MicroProse devoted little money into the promotion of Civilization, so the game had to rely heavily on word-of-mouth, through fans on the street (and on the electronic bulletin boards of the day), for marketing and public awareness. Fortunately, Civilization proved so irresistibly fun that it suited itself perfectly to the gamer grapevine. It wasn't long before the gaming press routinely recognized the latest Meier-Shelley release as "Strategy Game of the Year" in popular computer magazines of the time, in both Europe and the United States. As word of the game spread, sales of Civilization soared, surprising not only MicroProse management, but even the creators themselves. "I don’t think at the time I thought it would become recognized as one of the best PC games of all time, or that it would live on through multiple revisions, perhaps forever," recalls Shelley.
Most deservedly, MicroProse was reluctantly forced to eat crow when they witnessed the phenomenal success of a game that they repeatedly tried to hold back. "A couple of months after [Civilization] had been out, I got a call at home from Bill Stealey," recounts Meier. "He had been at an awards thing, I don’t remember which one, and he had been living it up a little, and said, “We won an award for your game!”
MicroProse ultimately released two arcade games in the early 1990s that did not fare well in the marketplace, including a fully 3D, coin-operated adaptation of Sid Meier's F-15 Strike Eagle. The firm's unsuccessful foray into the arcades sunk MicroProse into a hole of debt it couldn't dig out of, ultimately leading to a desperate IPO for cash. It still wasn't enough to stop the bleeding; in a last attempt to save the company, Stealey arranged the sale of MicroProse to Spectrum Holobyte, a rival game developer, in 1993. But surprise, surprise: Sid Meier was already clear of the sinking ship and swimming free, with Bruce Shelley not too far behind.
Sid Meier's Civilization lives on in three highly successful sequels -- Civilization II through IV -- and in the hearts and minds of millions of players whose lives have been touched, or perhaps grasped, by Meier's addictive magnum opus. Meier joined Firaxis Games (founded by fellow MicroProse alum Jeff Briggs), after the collapse and reorganization of his former company. He continues to produce fun and innovative computer games, including recent 3D remakes of Sid Meier's Pirates! and Sid Meier's Railroad Tycoon.

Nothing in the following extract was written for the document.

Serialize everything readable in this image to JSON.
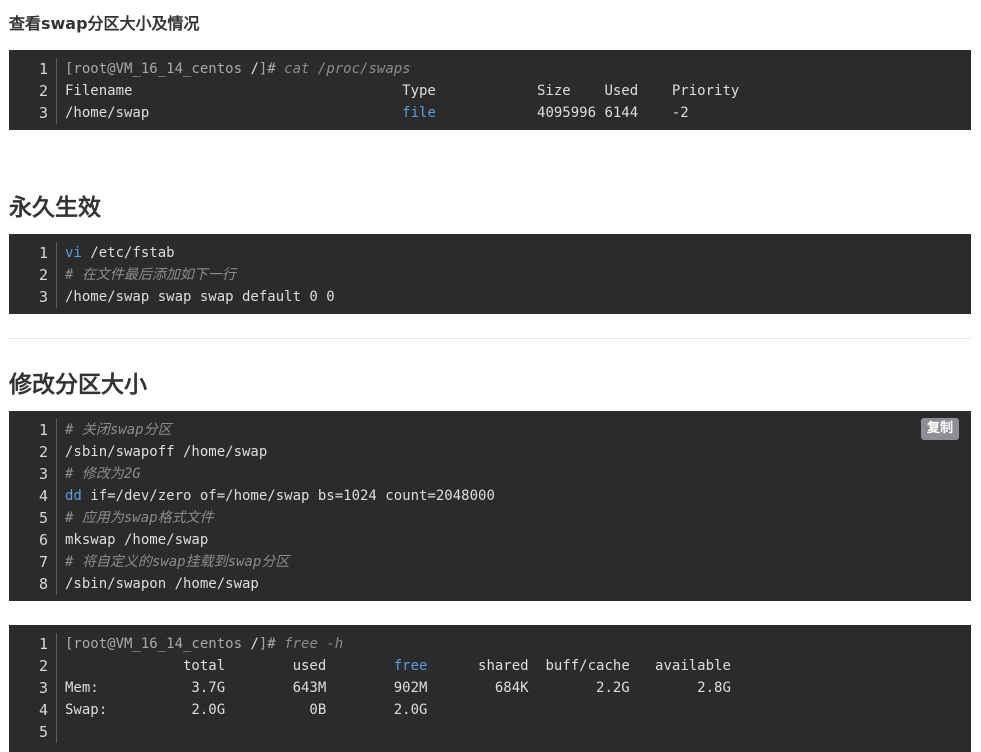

Bruce Shelley found success with Ensemble Studios, a new game design firm he joined after leaving MicroProse. Ensemble is currently best known for Shelley's Civilization-inspired Age of Empires series, which has been a phenomenal success in its own right. "Working on Civilization particularly, and working with Sid in general, was the opportunity of a lifetime. It has opened doors and led to other opportunities, and for that, I will always be grateful," remarks Shelley, unmistakably proud of his role in computer game history.

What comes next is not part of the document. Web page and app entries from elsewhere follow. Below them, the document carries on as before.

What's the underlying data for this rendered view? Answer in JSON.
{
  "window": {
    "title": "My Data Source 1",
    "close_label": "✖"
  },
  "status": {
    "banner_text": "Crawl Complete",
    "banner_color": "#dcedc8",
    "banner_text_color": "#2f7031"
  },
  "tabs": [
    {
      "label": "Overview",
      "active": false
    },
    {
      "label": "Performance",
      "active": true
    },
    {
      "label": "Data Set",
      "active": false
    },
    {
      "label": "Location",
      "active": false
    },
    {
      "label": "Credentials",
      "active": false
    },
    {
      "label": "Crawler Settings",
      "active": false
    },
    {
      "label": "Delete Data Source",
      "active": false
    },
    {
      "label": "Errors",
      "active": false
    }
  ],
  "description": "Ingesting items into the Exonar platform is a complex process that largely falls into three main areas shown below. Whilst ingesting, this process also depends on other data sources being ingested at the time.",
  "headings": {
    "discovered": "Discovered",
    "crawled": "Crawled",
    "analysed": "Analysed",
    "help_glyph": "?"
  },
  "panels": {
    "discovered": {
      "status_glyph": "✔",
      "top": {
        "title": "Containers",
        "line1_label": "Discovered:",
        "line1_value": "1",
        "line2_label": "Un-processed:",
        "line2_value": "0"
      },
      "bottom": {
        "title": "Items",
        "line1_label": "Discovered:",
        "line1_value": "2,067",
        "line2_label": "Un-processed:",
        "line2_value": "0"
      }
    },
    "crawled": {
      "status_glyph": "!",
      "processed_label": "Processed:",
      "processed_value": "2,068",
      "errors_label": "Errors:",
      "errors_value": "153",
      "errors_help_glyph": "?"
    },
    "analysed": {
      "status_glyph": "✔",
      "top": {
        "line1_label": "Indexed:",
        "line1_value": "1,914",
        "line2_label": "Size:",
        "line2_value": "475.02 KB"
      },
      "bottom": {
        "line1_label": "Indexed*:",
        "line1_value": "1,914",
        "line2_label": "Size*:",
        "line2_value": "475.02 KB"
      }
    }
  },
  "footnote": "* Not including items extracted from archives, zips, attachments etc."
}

As for Meier, he's comfortable with a legacy inextricably tied to Civilization: "I think that if that's what's on my epitaph, 'Did Civilization,' that would be fine." In musing about the fate of his beloved series, Meier finds himself satisfied with what the future might hold for the franchise: "There’s probably somebody getting ready for their first day of college that’s probably going to be a part of Civilization in ten to fifteen years from now. I think it’ll be around for quite a while."